__WORK INSTRUCTIONS__:
Check each line of the records below and collect those that include the word "Books".

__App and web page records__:
====
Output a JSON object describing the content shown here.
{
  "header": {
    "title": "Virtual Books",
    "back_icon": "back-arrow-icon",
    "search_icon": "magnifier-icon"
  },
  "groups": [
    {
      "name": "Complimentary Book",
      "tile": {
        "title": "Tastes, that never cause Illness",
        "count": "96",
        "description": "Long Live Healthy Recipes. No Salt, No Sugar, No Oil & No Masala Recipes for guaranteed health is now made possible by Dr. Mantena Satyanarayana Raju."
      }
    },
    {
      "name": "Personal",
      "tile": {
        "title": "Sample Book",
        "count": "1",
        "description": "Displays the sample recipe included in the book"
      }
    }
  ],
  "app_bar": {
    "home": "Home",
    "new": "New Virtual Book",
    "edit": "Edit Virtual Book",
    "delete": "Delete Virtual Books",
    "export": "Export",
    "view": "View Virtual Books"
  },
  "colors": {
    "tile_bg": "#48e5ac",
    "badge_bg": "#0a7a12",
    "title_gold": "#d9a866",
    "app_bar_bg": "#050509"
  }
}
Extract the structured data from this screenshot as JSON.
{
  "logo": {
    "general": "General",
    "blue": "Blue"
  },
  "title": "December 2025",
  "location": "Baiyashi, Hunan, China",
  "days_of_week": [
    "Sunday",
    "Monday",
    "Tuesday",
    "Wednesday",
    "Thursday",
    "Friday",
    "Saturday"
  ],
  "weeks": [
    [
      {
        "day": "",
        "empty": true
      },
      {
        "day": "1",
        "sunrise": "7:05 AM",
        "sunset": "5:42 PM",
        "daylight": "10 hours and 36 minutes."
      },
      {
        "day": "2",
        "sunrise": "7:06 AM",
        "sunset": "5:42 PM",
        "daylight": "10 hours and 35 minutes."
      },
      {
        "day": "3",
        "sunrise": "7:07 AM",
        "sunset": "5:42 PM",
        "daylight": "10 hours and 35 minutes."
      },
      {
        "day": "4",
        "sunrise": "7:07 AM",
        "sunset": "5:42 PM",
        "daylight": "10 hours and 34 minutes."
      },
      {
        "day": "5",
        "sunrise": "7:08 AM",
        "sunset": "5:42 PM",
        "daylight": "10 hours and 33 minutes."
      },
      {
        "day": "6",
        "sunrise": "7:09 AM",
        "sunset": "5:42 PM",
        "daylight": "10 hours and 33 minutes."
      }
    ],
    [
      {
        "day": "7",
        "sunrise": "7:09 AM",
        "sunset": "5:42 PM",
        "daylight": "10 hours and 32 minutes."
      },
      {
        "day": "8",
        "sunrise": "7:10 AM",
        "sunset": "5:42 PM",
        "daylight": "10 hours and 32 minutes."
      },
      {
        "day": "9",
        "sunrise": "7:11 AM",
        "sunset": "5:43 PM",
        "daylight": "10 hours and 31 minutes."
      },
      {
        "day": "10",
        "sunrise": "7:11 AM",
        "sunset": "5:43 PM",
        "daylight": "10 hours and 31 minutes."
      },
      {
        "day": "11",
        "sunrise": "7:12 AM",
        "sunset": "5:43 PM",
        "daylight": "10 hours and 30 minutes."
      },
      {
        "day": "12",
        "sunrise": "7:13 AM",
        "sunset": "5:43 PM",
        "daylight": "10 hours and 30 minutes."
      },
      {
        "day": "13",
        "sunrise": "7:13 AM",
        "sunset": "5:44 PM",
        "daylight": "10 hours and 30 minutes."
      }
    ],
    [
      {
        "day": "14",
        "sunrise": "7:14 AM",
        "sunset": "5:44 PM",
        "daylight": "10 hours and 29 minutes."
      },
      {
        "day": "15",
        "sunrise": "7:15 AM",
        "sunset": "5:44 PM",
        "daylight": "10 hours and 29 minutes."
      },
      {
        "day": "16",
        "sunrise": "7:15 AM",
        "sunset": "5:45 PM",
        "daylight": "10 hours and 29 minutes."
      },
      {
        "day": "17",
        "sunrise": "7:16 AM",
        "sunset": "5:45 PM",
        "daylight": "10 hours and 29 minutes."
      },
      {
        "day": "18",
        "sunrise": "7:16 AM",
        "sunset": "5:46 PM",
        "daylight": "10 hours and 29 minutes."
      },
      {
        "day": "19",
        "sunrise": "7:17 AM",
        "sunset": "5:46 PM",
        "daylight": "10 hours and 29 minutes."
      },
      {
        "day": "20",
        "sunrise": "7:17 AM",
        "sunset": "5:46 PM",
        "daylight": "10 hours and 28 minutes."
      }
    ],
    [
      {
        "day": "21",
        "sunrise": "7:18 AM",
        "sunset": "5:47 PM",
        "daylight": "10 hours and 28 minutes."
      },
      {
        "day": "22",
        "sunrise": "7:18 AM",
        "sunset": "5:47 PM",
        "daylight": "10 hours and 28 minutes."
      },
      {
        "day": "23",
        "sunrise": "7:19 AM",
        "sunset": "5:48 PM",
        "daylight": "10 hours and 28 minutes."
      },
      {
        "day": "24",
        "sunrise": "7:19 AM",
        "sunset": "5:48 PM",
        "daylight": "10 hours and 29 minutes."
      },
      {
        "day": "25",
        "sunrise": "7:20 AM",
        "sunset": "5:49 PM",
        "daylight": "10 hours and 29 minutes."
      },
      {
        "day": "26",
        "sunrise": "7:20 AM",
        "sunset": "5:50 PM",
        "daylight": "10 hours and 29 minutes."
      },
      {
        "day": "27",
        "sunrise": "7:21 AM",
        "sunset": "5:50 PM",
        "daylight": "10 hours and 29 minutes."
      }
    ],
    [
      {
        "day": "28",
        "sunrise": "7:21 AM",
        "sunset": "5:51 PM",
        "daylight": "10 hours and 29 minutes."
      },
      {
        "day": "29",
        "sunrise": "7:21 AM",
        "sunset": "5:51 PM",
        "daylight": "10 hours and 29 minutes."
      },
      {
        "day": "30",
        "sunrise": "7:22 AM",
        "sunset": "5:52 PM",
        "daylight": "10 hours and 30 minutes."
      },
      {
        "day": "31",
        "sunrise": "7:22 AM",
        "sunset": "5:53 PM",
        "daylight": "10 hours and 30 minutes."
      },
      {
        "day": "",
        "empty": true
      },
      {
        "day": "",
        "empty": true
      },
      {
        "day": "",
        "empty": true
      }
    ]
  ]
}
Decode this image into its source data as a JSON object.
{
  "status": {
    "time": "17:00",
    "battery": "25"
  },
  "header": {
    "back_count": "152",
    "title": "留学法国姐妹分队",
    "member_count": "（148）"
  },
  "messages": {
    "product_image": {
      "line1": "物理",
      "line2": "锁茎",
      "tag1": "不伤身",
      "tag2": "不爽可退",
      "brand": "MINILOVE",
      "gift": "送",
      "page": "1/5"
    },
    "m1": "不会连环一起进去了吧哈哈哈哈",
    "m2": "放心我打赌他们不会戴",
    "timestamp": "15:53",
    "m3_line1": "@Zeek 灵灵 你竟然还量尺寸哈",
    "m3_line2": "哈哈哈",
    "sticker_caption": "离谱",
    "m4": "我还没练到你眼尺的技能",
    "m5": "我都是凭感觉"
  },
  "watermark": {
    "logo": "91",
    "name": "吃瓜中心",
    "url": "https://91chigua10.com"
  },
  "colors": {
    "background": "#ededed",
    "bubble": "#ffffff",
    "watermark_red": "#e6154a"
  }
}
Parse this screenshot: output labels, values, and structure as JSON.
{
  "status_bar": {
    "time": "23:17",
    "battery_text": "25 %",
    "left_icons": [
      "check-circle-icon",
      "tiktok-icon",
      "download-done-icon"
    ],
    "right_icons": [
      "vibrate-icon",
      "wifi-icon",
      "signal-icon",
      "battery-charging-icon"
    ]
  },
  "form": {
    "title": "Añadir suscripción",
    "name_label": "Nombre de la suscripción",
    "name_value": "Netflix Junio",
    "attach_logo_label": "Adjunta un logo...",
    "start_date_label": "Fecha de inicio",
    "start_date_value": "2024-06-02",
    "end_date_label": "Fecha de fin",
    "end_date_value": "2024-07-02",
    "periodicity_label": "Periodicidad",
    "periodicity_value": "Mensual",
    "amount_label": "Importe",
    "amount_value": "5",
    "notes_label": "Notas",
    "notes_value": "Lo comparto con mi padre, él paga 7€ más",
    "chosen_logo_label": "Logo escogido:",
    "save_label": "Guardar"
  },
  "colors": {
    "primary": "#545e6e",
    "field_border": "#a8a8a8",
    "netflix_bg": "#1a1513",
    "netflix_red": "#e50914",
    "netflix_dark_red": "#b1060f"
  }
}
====
__YOUR SOLUTION__:
    "title": "Virtual Books",
    "delete": "Delete Virtual Books",
    "view": "View Virtual Books"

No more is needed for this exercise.